“As major agriculture and oil multinationals set their sights on emerging markets for agrifuels, Carlsson describes caravans of veggie oil powered vehicles, smelling of popcorn and French fries, taking to the streets to spread inspiration and know-how about sustainable, small-scale biodiesel production… [This book is] a timely and valuable contribution to understandings of the myriad ways in which creative resistance operates always and everywhere.”-WorkingUSA: The Journal of Labor and Society

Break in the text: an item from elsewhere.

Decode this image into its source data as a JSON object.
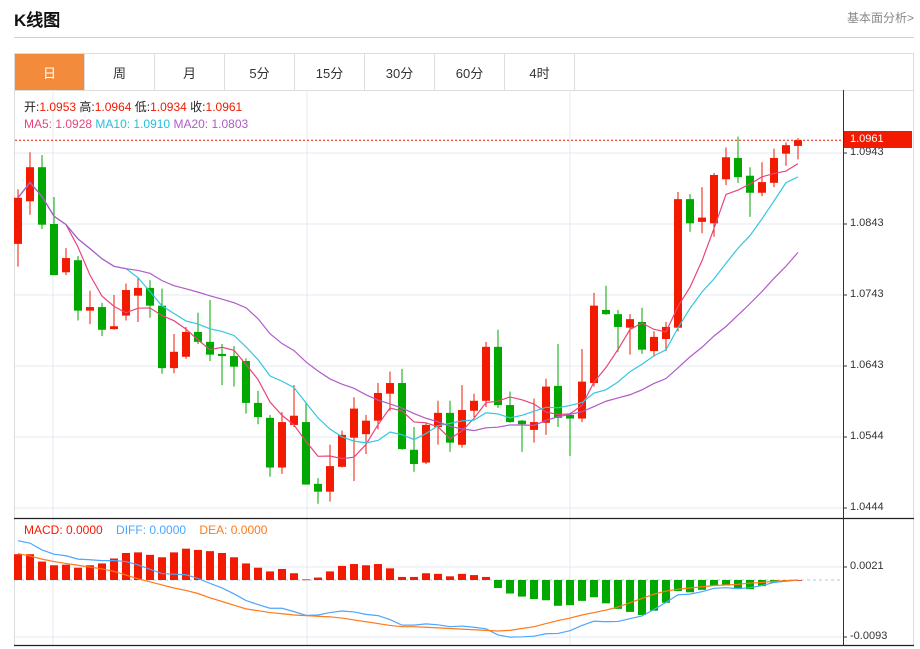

Outlaw bicycling, urban permaculture, biofuels, free software, and even the Burning Man festival are windows into a scarcely visible social transformation that is redefining politics as we know it. As capitalism continues to corral every square inch of the globe into its logic of money and markets, new practices are emerging through which people are taking back their time and technological know-how. In small, under-the-radar ways, they are making life better right now, simultaneously building the foundation—technically and socially—for a genuine movement of liberation from market life.
Nowtopia uncovers the resistance of a slowly recomposing working class in America. Rarely defining themselves by what they do for a living, people from all walks of life are doing incredible amounts of labor in their “non-work” time, creating immediate practical improvements in daily life. The social networks they create, and the practical experience of cooperating outside of economic regulation, become a breeding ground for new strategies to confront the commodification to which capitalism reduces us all.
The practices outlined in Nowtopia embody a deep challenge to the basic underpinnings of modern life, as a new ecologically driven politics emerges from below, reshaping our assumptions about science, technology, and human potential.
Chris Carlsson, executive director of the multimedia history project “Shaping San Francisco,” is a writer, publisher, editor, and community organizer. He has edited four collections of political and historical essays. He helped launch the monthly bike-ins known as Critical Mass, and was the longtime editor of Processed World magazine.